[[ Data shown, beginning ]]

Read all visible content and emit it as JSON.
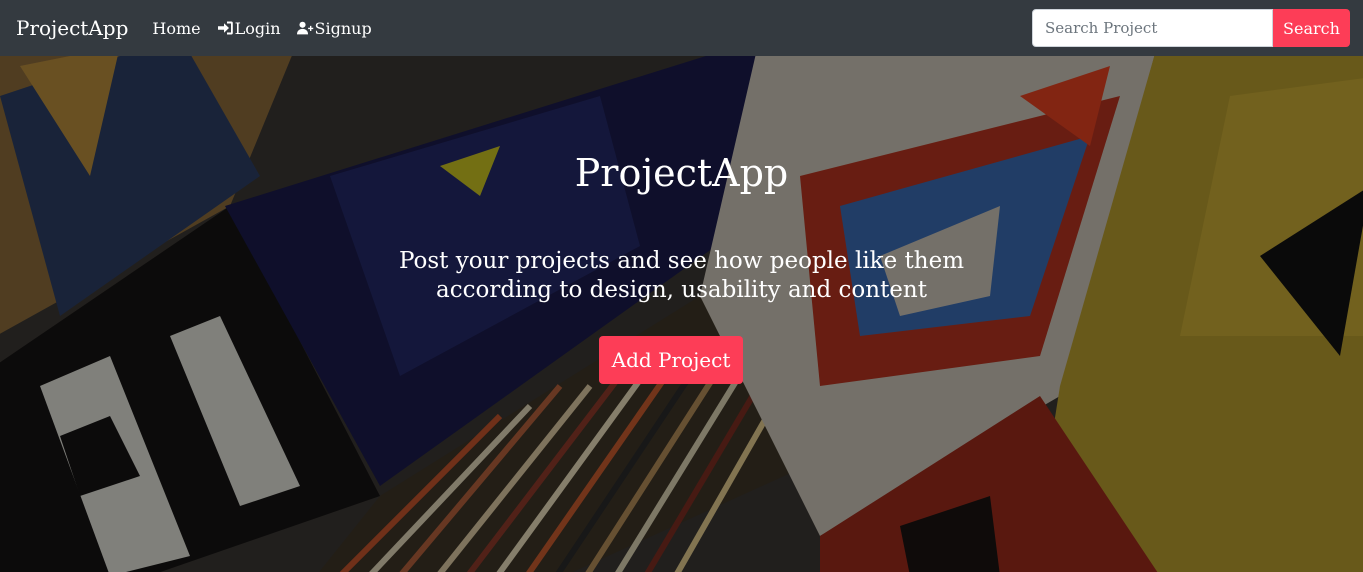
{
  "navbar": {
    "brand": "ProjectApp",
    "links": [
      {
        "label": "Home",
        "icon": null
      },
      {
        "label": "Login",
        "icon": "sign-in-icon"
      },
      {
        "label": "Signup",
        "icon": "user-plus-icon"
      }
    ],
    "search": {
      "placeholder": "Search Project",
      "value": "",
      "button_label": "Search"
    }
  },
  "hero": {
    "title": "ProjectApp",
    "subtitle": "Post your projects and see how people like them according to design, usability and content",
    "cta_label": "Add Project",
    "background": "painted-boards-collage-image"
  },
  "colors": {
    "navbar_bg": "#343a40",
    "accent": "#fd3d57",
    "text": "#ffffff"
  }
}
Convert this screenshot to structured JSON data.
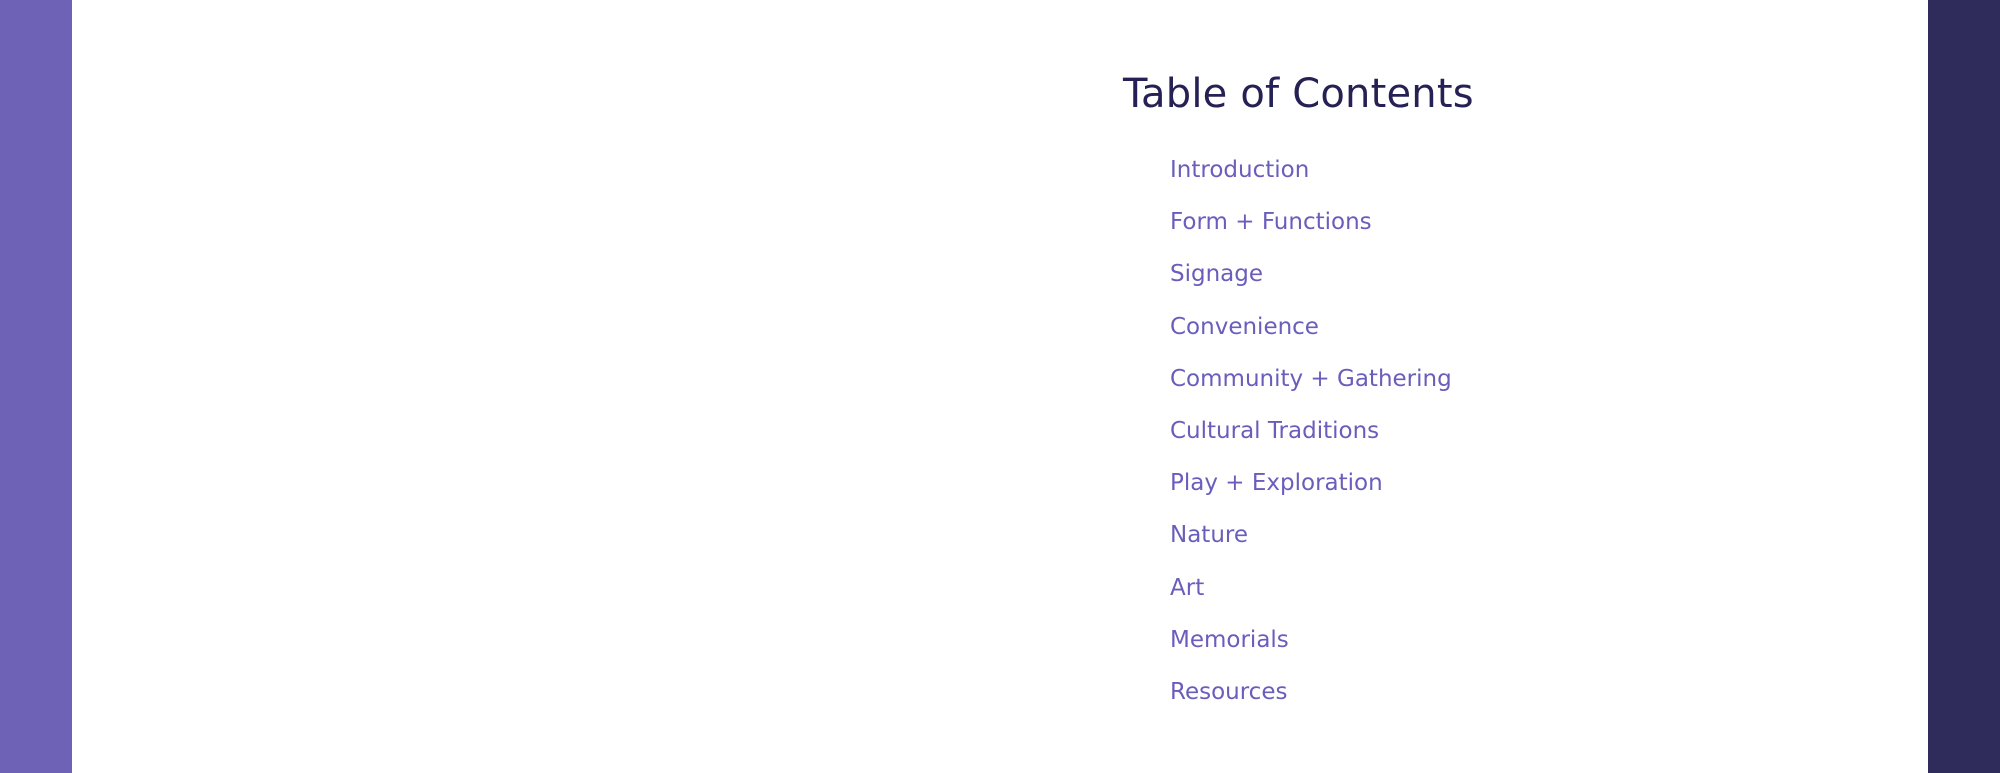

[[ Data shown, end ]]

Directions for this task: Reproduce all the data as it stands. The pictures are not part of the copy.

Response area:
Read all visible content and emit it as JSON.
{
  "navbar": {
    "brand": "ProjectApp",
    "links": [
      {
        "label": "Home",
        "icon": null
      },
      {
        "label": "Login",
        "icon": "sign-in-icon"
      },
      {
        "label": "Signup",
        "icon": "user-plus-icon"
      }
    ],
    "search": {
      "placeholder": "Search Project",
      "value": "",
      "button_label": "Search"
    }
  },
  "hero": {
    "title": "ProjectApp",
    "subtitle": "Post your projects and see how people like them according to design, usability and content",
    "cta_label": "Add Project",
    "background": "painted-boards-collage-image"
  },
  "colors": {
    "navbar_bg": "#343a40",
    "accent": "#fd3d57",
    "text": "#ffffff"
  }
}
Convert this screenshot to structured JSON data.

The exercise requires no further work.